In what would have been unthinkable a few years ago, the Svosve family in north-eastern Zimbabwe is ditching maize for indigenous grains in order to overcome persistent drought and food shortages.
This is despite the fact that maize is second only to water in importance in the average Zimbabwean household.
It is not only a staple and a status symbol for farmers, but also an important cash crop.
But low yields have forced the Svosves, who are subsistence farmers, to focus more on growing sorghum and millet – both of which were staples before Portuguese traders in the 1500s brought maize from the Americas, according to historians.
When I visited the Svosves at their homestead in Mduzi, a semi-arid area with grey-coloured stony soil, members of the family were crowded around a threshing machine spitting out buckets of grain.
Family head Lovemore Svosve said they would have plenty to eat, even though the rainy season was disastrous.
“We planted a sizeable maize crop as well as sorghum and millet. But we got nothing from the maize. It was scorched after there was no rain for three months.

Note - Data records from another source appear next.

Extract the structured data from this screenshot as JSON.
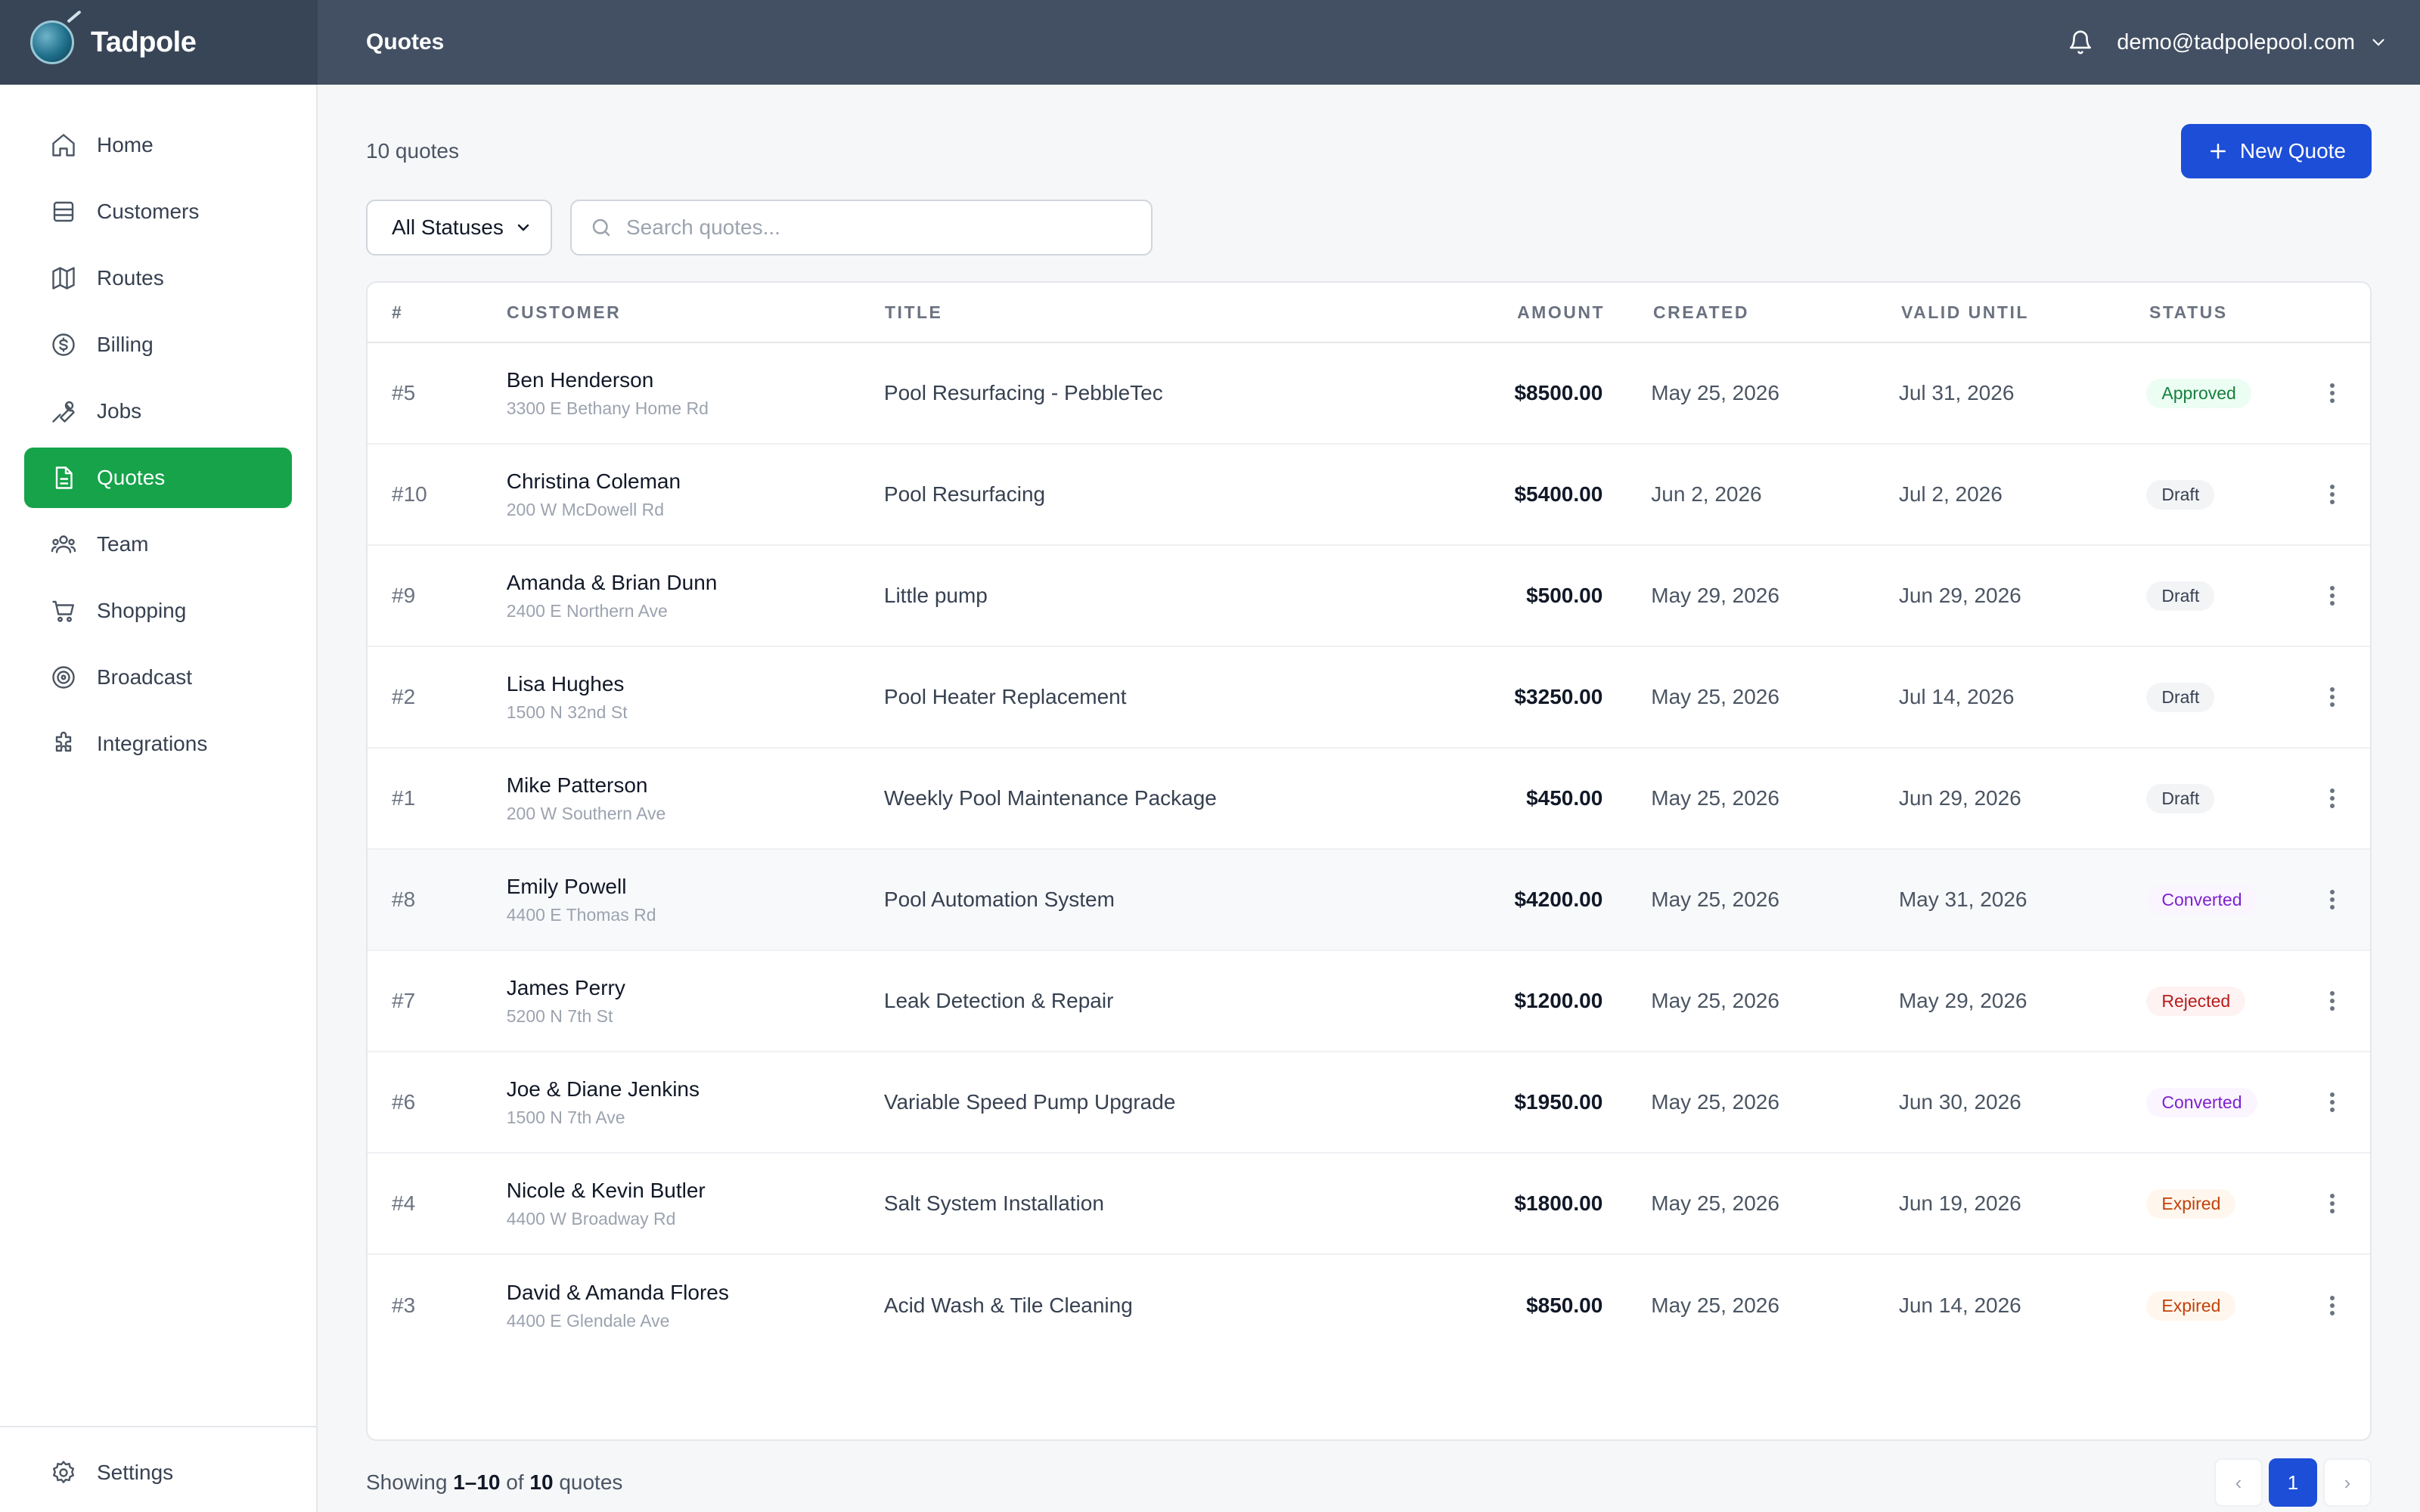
{
  "brand": {
    "name": "Tadpole"
  },
  "header": {
    "title": "Quotes",
    "user_email": "demo@tadpolepool.com"
  },
  "sidebar": {
    "items": [
      {
        "label": "Home",
        "icon": "home-icon"
      },
      {
        "label": "Customers",
        "icon": "customers-icon"
      },
      {
        "label": "Routes",
        "icon": "map-icon"
      },
      {
        "label": "Billing",
        "icon": "dollar-icon"
      },
      {
        "label": "Jobs",
        "icon": "wrench-icon"
      },
      {
        "label": "Quotes",
        "icon": "document-icon",
        "active": true
      },
      {
        "label": "Team",
        "icon": "team-icon"
      },
      {
        "label": "Shopping",
        "icon": "cart-icon"
      },
      {
        "label": "Broadcast",
        "icon": "broadcast-icon"
      },
      {
        "label": "Integrations",
        "icon": "puzzle-icon"
      }
    ],
    "settings_label": "Settings"
  },
  "main": {
    "count_text": "10 quotes",
    "new_button_label": "New Quote",
    "status_filter": {
      "selected": "All Statuses"
    },
    "search": {
      "placeholder": "Search quotes..."
    },
    "columns": [
      "#",
      "Customer",
      "Title",
      "Amount",
      "Created",
      "Valid Until",
      "Status"
    ],
    "rows": [
      {
        "num": "#5",
        "name": "Ben Henderson",
        "address": "3300 E Bethany Home Rd",
        "title": "Pool Resurfacing - PebbleTec",
        "amount": "$8500.00",
        "created": "May 25, 2026",
        "valid": "Jul 31, 2026",
        "status": "Approved",
        "status_class": "b-approved"
      },
      {
        "num": "#10",
        "name": "Christina Coleman",
        "address": "200 W McDowell Rd",
        "title": "Pool Resurfacing",
        "amount": "$5400.00",
        "created": "Jun 2, 2026",
        "valid": "Jul 2, 2026",
        "status": "Draft",
        "status_class": "b-draft"
      },
      {
        "num": "#9",
        "name": "Amanda & Brian Dunn",
        "address": "2400 E Northern Ave",
        "title": "Little pump",
        "amount": "$500.00",
        "created": "May 29, 2026",
        "valid": "Jun 29, 2026",
        "status": "Draft",
        "status_class": "b-draft"
      },
      {
        "num": "#2",
        "name": "Lisa Hughes",
        "address": "1500 N 32nd St",
        "title": "Pool Heater Replacement",
        "amount": "$3250.00",
        "created": "May 25, 2026",
        "valid": "Jul 14, 2026",
        "status": "Draft",
        "status_class": "b-draft"
      },
      {
        "num": "#1",
        "name": "Mike Patterson",
        "address": "200 W Southern Ave",
        "title": "Weekly Pool Maintenance Package",
        "amount": "$450.00",
        "created": "May 25, 2026",
        "valid": "Jun 29, 2026",
        "status": "Draft",
        "status_class": "b-draft"
      },
      {
        "num": "#8",
        "name": "Emily Powell",
        "address": "4400 E Thomas Rd",
        "title": "Pool Automation System",
        "amount": "$4200.00",
        "created": "May 25, 2026",
        "valid": "May 31, 2026",
        "status": "Converted",
        "status_class": "b-converted"
      },
      {
        "num": "#7",
        "name": "James Perry",
        "address": "5200 N 7th St",
        "title": "Leak Detection & Repair",
        "amount": "$1200.00",
        "created": "May 25, 2026",
        "valid": "May 29, 2026",
        "status": "Rejected",
        "status_class": "b-rejected"
      },
      {
        "num": "#6",
        "name": "Joe & Diane Jenkins",
        "address": "1500 N 7th Ave",
        "title": "Variable Speed Pump Upgrade",
        "amount": "$1950.00",
        "created": "May 25, 2026",
        "valid": "Jun 30, 2026",
        "status": "Converted",
        "status_class": "b-converted"
      },
      {
        "num": "#4",
        "name": "Nicole & Kevin Butler",
        "address": "4400 W Broadway Rd",
        "title": "Salt System Installation",
        "amount": "$1800.00",
        "created": "May 25, 2026",
        "valid": "Jun 19, 2026",
        "status": "Expired",
        "status_class": "b-expired"
      },
      {
        "num": "#3",
        "name": "David & Amanda Flores",
        "address": "4400 E Glendale Ave",
        "title": "Acid Wash & Tile Cleaning",
        "amount": "$850.00",
        "created": "May 25, 2026",
        "valid": "Jun 14, 2026",
        "status": "Expired",
        "status_class": "b-expired"
      }
    ],
    "pagination": {
      "showing_prefix": "Showing",
      "range": "1–10",
      "of_text": "of",
      "total": "10",
      "suffix": "quotes",
      "current_page": "1",
      "prev_label": "‹",
      "next_label": "›"
    }
  },
  "colors": {
    "topbar": "#435063",
    "accent_green": "#16a34a",
    "accent_blue": "#1d4ed8"
  }
}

We harvested just the traditional grains,” he said.
One of his wives, Rose Karina, brought out a small black pot with a few maize cobs in it. That was all they harvested from 10kg of maize seed and more than 100kg of fertiliser.
In comparison, stacked on their veranda were many sacks of sorghum. They were able to get more than one tonne from five kilograms of seed and fertiliser.
“We aren’t planting maize again. I don’t know how anyone in this area can after the last season,” she said, shaking her head.
Her comment would raise the eyebrows of most Zimbabweans, but the need to once again grow traditional grains is highlighted by the fact that some four million people are in need of food aid and about 400,000 tonnes of maize will have to be imported this year.
Food scarcity is compounded by the fact that the economy is in a perilous state, with annual inflation rising to 191% in June, as Zimbabwe felt the effects of the cost-of-living crisis triggered by a series of global issues, including the war in Ukraine.
The price of maize and another staple, wheat, has gone up by more than 50% since the war started in January.
The prices for fertilizer raw materials have also tripled, causing a further problem as Zimbabwe is heavily reliant on fertilizer from Russia.
As a result of all this, farmers are being encouraged by the government and the UN’s Development Program (UNDP) to plant more traditional crops, as they require less fertiliser, are more drought-resistant and nutritious.
“I don’t have a crystal ball but if you look at what we know today in terms of climate impact, the war on Ukraine, the disrupted supply chains, and the need for a nation to be self-reliant, then that is the way to go,” said Mia Seppo, the UNDP’s Zimbabwe representative.
But there are numerous obstacles to overcome – including the fact that production of the traditional grains is still very low with few farmers taking it up. Only 377,000 metric tons were produced last year, compared to 2.7 million metric tons of maize.
To increase productivity, the UNDP is helping to roll-out threshing machines.
The Svosves say their machine – which they share with other families in their community – has made a huge difference, reducing the threshing time to less than an hour. It would have taken several months if it was done manually.
Seeing the Svosves as a model of success, Ms Seppo said traditional foods could make a big come-back in Zimbabwe, just as they have in other parts of the world.
“There has been a resurgence in the popularity of quinoa, the ancient superfood originating from South America. My hope is that Zimbabwe’s indigenous grains will also become fashionable again,” she said.